On Friday, April 16, 2021, the Securities and Exchange Commission charged Israeli-based Spot Tech House, Ltd., formerly known as Spot Option, Ltd., and two of its former top executives, Malhaz Pinhas Patarkazishvili (also known as Pini Peter) and Ran Amiran, with deceiving U.S. investors out of more than $100 million through fraudulent and unregistered online sales of risky securities known as binary options.
According to the SEC's complaint, Spot Option - under the control of Patarkazishvili, the company's founder and former chief executive officer, and Amiran, the company's former president - defrauded retail investors worldwide through a scheme involving the sale of online binary options. Binary options are securities whose payouts are contingent on the outcome of a yes/no proposition, typically whether an underlying asset will be above or below a specified price at the time the option expires.
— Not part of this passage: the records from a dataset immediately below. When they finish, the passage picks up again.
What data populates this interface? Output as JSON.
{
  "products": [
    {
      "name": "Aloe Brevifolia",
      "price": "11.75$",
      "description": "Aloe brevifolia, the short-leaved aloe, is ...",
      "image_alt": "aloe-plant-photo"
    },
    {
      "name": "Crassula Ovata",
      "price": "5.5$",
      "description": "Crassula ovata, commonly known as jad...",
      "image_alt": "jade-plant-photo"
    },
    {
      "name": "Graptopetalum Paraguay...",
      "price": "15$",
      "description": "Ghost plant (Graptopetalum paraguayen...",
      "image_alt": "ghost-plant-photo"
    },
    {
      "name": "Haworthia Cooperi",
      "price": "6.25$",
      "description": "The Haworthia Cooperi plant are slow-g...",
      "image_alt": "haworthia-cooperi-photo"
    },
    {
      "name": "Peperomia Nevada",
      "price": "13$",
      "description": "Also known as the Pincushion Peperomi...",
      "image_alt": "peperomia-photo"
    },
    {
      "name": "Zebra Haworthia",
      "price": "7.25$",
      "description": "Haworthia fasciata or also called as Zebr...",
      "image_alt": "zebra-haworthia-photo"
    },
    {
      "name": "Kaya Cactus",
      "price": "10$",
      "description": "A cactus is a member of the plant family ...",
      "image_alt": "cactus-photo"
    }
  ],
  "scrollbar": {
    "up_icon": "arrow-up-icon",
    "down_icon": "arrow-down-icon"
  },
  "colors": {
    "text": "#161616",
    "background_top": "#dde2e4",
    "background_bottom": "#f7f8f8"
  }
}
The SEC alleges that the defendants developed nearly all of the products and services necessary to offer and sell binary options through the internet, including a proprietary trading platform, and that they licensed these products and services to entities they called "white label partners," who directly marketed the binary options. According to the complaint, Spot Option instructed its white label partners to aggressively market the binary options as a highly profitable investment for retail investors. As alleged, investors were not told that the defendants' white label partners were the counter-parties on all investor trades, and thus profited when the investors lost money. To ensure sufficient investor losses and make the scheme profitable, Spot Option allegedly, among other tactics, instructed its partners to permit investors to withdraw only a portion of the monies the investors deposited, devised a manipulative payout structure for binary options trades, and designed its trading platform to increase the probability that investors' trades would expire worthless. According to the complaint, the defendants' deceptive business practices caused U.S. and foreign investors to lose a substantial portion of the money they deposited to their trading accounts. The defendants allegedly made millions of dollars as a result.